### Requirement
Take each line of the entries below that contains "seit" and copy it.

________________

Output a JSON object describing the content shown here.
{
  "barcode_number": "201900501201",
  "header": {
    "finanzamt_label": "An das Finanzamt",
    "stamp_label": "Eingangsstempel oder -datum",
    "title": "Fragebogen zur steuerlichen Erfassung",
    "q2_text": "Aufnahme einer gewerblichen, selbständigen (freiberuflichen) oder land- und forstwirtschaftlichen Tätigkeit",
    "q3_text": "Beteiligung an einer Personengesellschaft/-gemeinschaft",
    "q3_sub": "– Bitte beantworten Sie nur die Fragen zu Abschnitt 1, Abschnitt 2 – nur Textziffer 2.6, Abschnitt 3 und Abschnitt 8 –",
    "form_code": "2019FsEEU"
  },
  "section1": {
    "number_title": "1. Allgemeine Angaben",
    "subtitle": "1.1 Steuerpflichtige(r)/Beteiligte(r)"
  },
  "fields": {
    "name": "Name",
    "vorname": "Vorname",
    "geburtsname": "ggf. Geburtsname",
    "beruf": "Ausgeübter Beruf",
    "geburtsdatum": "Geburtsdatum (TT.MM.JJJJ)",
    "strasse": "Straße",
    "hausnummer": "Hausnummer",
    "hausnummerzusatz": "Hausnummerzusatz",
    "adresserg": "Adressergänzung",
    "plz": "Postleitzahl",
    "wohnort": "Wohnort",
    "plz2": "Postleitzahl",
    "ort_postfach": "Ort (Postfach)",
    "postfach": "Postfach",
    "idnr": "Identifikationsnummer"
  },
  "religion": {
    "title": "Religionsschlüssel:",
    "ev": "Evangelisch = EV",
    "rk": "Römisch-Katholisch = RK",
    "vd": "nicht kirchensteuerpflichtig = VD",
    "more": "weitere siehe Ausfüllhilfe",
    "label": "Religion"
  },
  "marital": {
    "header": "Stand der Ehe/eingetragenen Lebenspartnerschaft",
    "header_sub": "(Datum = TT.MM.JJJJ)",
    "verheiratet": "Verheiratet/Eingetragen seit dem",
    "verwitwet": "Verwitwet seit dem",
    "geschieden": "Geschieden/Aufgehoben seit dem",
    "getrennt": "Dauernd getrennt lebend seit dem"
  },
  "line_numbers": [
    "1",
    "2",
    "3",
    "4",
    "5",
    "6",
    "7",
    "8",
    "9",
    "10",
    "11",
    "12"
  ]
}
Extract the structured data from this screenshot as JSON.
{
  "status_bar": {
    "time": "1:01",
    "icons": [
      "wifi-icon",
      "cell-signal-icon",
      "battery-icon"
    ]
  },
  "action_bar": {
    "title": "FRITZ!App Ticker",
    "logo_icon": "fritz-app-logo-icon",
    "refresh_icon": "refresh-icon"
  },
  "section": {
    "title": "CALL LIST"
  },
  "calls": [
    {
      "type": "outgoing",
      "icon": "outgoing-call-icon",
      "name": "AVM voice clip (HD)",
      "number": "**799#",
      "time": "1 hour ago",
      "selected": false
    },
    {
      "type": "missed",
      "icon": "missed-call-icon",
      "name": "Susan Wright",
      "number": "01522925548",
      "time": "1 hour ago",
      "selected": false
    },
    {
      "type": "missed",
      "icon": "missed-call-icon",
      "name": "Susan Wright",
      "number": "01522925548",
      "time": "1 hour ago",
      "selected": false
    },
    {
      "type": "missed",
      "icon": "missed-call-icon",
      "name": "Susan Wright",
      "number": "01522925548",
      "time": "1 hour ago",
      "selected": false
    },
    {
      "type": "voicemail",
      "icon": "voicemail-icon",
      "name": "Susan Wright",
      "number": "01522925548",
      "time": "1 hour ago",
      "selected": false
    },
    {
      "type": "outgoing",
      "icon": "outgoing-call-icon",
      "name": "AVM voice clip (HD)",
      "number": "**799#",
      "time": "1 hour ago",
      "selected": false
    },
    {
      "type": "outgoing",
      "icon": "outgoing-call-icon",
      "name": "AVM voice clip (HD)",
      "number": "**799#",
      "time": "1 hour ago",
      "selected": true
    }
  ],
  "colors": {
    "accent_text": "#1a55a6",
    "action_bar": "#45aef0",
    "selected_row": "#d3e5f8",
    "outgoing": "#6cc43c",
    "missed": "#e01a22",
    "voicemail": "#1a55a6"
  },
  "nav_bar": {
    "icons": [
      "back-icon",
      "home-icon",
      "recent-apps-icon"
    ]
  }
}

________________

### Problem solution
    "verheiratet": "Verheiratet/Eingetragen seit dem",
    "verwitwet": "Verwitwet seit dem",
    "geschieden": "Geschieden/Aufgehoben seit dem",
    "getrennt": "Dauernd getrennt lebend seit dem"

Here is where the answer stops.